### Required work:
Count every line in the data below where "Karen" occurs, then state that number and nothing more.

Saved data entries
::::::::::
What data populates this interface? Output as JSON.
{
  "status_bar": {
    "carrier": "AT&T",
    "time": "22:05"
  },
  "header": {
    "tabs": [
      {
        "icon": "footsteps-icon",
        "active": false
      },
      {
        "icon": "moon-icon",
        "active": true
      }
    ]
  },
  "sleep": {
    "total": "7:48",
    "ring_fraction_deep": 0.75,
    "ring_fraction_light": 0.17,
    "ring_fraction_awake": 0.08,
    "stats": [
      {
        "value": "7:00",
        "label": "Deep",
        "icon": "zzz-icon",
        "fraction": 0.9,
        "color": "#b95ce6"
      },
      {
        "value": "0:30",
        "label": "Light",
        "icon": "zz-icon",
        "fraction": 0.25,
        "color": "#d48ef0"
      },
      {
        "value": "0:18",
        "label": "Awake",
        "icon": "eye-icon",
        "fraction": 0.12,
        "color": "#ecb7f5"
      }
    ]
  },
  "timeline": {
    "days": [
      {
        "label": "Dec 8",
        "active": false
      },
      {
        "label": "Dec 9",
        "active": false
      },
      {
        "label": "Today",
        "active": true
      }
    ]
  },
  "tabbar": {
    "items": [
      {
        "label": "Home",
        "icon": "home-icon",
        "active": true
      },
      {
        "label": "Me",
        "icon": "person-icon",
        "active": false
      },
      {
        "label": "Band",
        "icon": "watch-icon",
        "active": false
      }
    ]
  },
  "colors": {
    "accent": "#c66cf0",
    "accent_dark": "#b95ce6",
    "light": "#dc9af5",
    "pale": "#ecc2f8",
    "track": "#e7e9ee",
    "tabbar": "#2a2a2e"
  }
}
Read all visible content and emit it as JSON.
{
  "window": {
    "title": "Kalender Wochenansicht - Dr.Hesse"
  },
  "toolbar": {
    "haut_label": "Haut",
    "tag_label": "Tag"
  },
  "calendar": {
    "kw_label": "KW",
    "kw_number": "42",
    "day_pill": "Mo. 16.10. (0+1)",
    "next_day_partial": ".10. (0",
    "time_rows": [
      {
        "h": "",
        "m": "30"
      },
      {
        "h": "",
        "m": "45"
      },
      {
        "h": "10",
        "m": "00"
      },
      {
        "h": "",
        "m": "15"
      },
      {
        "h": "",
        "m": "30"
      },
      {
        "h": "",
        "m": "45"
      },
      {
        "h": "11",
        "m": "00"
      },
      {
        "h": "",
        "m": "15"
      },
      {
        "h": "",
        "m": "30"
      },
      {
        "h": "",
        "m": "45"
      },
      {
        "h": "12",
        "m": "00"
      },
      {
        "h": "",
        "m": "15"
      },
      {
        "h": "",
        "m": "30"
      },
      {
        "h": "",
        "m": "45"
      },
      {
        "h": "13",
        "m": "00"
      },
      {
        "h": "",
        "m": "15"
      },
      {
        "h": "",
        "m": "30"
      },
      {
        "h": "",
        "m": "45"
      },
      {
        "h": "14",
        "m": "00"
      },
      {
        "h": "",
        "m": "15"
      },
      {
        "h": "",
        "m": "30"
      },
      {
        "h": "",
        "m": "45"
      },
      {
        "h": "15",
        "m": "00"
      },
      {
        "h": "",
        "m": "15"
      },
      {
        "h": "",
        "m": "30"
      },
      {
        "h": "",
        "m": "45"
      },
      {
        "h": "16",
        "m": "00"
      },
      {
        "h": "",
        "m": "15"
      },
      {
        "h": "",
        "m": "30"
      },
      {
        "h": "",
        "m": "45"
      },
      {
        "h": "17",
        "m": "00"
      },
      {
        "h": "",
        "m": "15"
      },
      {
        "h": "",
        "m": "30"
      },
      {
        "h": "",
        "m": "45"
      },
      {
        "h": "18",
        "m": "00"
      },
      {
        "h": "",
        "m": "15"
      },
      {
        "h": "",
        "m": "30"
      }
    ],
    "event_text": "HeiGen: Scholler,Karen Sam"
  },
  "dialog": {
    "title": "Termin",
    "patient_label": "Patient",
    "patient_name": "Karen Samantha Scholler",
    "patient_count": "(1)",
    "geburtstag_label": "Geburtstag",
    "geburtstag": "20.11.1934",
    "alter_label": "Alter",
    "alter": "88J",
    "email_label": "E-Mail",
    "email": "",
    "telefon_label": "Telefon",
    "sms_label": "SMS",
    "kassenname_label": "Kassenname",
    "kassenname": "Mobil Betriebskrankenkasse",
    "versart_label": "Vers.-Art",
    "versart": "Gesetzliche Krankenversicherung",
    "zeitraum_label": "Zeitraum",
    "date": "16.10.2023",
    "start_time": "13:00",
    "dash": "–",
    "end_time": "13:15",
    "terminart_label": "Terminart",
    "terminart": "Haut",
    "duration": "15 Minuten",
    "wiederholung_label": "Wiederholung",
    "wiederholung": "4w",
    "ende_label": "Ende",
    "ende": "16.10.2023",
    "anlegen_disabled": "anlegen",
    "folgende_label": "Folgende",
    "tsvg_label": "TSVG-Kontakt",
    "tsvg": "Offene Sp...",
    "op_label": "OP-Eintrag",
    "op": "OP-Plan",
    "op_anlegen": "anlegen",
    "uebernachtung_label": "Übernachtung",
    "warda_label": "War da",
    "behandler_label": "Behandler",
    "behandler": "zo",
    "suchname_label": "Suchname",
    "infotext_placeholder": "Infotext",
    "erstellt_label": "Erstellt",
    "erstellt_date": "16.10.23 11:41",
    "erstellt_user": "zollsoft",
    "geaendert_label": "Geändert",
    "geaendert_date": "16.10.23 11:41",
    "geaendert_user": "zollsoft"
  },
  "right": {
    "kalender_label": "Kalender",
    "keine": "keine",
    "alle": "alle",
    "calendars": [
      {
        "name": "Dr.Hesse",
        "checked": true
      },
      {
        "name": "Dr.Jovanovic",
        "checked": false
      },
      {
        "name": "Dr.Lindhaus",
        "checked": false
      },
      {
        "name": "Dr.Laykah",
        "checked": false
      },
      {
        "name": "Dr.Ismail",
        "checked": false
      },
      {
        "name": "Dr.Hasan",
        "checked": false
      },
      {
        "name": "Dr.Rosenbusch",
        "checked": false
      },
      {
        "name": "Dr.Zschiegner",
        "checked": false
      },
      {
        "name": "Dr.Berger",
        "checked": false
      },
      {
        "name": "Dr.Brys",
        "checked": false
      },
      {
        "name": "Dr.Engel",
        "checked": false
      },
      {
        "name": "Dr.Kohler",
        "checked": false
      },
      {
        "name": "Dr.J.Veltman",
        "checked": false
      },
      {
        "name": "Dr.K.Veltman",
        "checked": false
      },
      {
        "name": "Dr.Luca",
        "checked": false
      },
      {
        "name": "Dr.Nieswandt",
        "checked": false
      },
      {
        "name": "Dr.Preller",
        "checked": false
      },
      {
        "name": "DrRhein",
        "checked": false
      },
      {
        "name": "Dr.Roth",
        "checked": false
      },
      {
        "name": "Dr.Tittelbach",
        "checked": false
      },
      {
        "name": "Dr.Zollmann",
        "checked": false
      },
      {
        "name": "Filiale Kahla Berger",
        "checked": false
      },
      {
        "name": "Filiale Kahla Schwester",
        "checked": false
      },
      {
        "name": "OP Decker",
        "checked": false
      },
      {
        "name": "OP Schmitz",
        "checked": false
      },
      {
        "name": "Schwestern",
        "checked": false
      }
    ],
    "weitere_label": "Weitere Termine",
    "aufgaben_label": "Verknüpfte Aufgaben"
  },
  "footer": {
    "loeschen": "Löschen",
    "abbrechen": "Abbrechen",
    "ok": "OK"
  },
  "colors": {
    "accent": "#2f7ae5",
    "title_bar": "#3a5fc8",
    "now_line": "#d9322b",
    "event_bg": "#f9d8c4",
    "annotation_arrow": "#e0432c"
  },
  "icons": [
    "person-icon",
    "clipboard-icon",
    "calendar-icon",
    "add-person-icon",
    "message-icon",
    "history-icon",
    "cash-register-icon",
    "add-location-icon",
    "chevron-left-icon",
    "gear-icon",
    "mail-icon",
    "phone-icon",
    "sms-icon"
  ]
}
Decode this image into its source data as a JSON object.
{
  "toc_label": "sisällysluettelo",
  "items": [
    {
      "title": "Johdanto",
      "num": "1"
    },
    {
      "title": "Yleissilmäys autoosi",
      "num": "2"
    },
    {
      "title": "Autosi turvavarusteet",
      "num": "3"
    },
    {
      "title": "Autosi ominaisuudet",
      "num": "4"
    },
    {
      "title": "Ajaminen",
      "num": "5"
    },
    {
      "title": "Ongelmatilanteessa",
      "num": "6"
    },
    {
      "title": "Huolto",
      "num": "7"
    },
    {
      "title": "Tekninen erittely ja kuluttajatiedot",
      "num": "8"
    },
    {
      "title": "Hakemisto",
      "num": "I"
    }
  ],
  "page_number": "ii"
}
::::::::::
### Written reply:
2